Take the 2-minute tour ×
Stack Overflow is a question and answer site for professional and enthusiast programmers. It's 100% free, no registration required.

I came across priority encoder design and found out a new way to do it using a case statement. The only thing that is confusing is, does a case statement give priority to cases? Example:

case(1'b1)                                
  A[3]: Y<=4'b1000;             
  A[2]: Y<=4'b0100;  
  A[1]: Y<=4'b0010;  
  A[0]: Y<=4'b0001;  
  default:Y<=4'b0000;
endcase

Here if I give A as 1111 Y gets 1000 i.e it gives priority to the first case statement. Why is this so?

share|improve this question

2 Answers 2

up vote 4 down vote accepted

Yes, there is a priority, based off of the order. According to the Verilog-2001 spec, section 9.5:

The case item expressions shall be evaluated and compared in the exact order in which they are given. During the linear search, if one of the case item expressions matches the case expression given in parentheses, then the statement associated with that case item shall be executed.

share|improve this answer
    
Ohh. I have a doubt then. Isn't this similar to writing an if else statement? Then why to write a case statement? –  aditya3524 Mar 14 '13 at 20:24
1  
@aditya3524 case statement is cleaner, and generally preferred over if else chains. –  Morgan Mar 14 '13 at 20:27
1  
Personally I've rarely seen a priority encoder written this way. It should be equivalent to a bunch of if/else statements. This is more compact but I find it tricky to read since the value inside case(...) is a constant. –  dwikle Mar 14 '13 at 20:29
    
In terms of hardware, if-else will generate muxes but case should be combinational gates.I will check what hardware I am getting by writing the case statement in this way.. –  aditya3524 Mar 14 '13 at 20:34
1  
@aditya3524 If the two styles of syntax are logically equivalent, synthesis should give you the same hardware. Synthesis should give you the smallest possible implementation that meets the timing requirements. –  Morgan Mar 15 '13 at 21:29

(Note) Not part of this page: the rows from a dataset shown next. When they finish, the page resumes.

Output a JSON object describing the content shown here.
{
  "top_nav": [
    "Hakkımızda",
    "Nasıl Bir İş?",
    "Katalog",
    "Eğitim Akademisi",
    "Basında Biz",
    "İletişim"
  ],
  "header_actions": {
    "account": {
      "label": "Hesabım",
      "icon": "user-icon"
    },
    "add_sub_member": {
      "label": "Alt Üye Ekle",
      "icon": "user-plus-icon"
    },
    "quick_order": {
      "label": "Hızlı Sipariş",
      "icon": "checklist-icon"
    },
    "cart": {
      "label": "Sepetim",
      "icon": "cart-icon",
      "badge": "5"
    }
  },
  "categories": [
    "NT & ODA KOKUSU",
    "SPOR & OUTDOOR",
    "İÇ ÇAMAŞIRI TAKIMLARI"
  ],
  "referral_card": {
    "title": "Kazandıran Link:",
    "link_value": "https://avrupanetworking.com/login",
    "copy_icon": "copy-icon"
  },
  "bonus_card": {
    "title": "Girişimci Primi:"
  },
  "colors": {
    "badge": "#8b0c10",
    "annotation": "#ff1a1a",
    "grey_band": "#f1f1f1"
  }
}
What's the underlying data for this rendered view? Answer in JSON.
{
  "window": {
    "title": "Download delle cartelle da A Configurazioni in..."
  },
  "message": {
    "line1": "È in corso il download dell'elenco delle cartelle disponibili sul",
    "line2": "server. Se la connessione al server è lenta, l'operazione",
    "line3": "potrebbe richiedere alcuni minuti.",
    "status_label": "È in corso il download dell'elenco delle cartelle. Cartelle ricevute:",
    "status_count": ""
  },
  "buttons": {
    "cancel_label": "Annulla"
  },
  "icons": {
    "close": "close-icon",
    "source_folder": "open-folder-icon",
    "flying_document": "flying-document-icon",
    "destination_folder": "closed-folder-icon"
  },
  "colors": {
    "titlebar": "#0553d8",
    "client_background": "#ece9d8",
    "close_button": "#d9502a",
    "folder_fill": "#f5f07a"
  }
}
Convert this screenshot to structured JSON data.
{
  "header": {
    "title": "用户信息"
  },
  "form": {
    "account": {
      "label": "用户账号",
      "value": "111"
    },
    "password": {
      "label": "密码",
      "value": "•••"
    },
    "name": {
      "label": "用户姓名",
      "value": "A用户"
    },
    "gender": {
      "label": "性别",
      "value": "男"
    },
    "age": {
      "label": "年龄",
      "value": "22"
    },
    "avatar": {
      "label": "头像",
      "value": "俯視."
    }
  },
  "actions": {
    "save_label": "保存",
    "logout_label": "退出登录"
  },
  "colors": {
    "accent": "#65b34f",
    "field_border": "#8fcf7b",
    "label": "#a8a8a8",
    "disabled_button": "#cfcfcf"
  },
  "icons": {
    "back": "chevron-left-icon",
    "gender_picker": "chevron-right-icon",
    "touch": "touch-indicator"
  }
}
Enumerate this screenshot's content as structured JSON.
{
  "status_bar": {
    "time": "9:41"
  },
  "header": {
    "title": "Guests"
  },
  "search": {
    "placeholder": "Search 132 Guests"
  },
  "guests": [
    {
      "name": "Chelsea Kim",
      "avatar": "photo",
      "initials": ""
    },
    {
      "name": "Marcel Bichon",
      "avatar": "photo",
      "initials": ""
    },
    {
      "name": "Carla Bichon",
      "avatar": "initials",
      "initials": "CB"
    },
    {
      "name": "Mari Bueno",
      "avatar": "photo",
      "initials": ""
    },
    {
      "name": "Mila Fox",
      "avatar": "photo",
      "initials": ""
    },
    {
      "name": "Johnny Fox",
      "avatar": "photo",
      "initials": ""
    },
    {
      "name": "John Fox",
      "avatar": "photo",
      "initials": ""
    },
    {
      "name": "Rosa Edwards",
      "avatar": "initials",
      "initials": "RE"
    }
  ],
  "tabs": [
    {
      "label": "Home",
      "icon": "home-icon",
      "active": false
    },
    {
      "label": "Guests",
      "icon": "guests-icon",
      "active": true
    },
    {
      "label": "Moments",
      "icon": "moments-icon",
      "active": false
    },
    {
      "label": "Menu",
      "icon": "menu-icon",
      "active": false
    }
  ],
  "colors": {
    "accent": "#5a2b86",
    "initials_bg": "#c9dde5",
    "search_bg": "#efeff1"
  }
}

I would refactor this to :

casez(A)                                
  4'b1???: Y<=4'b1000;             
  4'b01??: Y<=4'b0100;  
  4'b001?: Y<=4'b0010;  
  4'b0001: Y<=4'b0001;  
  default: Y<=4'b0000;
endcase

Then there is no need to worry about priority, each match is unique.

From IEEE Std 1800-2009 (IEEE STANDARD FOR SYSTEMVERILOG)

12.5.2 Constant expression in case statement
A constant expression can be used for the case_expression. The value of the constant expression shall be compared against the case_item_expressions.

The following example demonstrates the usage by modeling a 3-bit priority encoder:

logic [2:0] encode ;

case (1)
  encode[2] : $display("Select Line 2") ;
  encode[1] : $display("Select Line 1") ;
  encode[0] : $display("Select Line 0") ;
  default $display("Error: One of the bits expected ON");
endcase

12.5.3 unique-case, unique0-case, and priority-case
The case, casez, and casex keywords can be qualified by priority, unique, or unique0 keywords to perform certain violation checks. These are collectively referred to as a priority-case, unique-case or unique0-case. A priority-case shall act on the first match only. Unique-case and unique0-case assert that there are no overlapping case_items and hence that it is safe for the case_items to be evaluated in parallel.

...

priority casez(a) // values 4,5,6,7 cause a violation report 
  3’b00?: $display("0 or 1");
  3’b0??: $display("2 or 3");
endcase

I am not sure how well supported the priority case statements are supported by synthesis tools though.

share|improve this answer

Your Answer

 
discard

By posting your answer, you agree to the privacy policy and terms of service.

Not the answer you're looking for? Browse other questions tagged or ask your own question.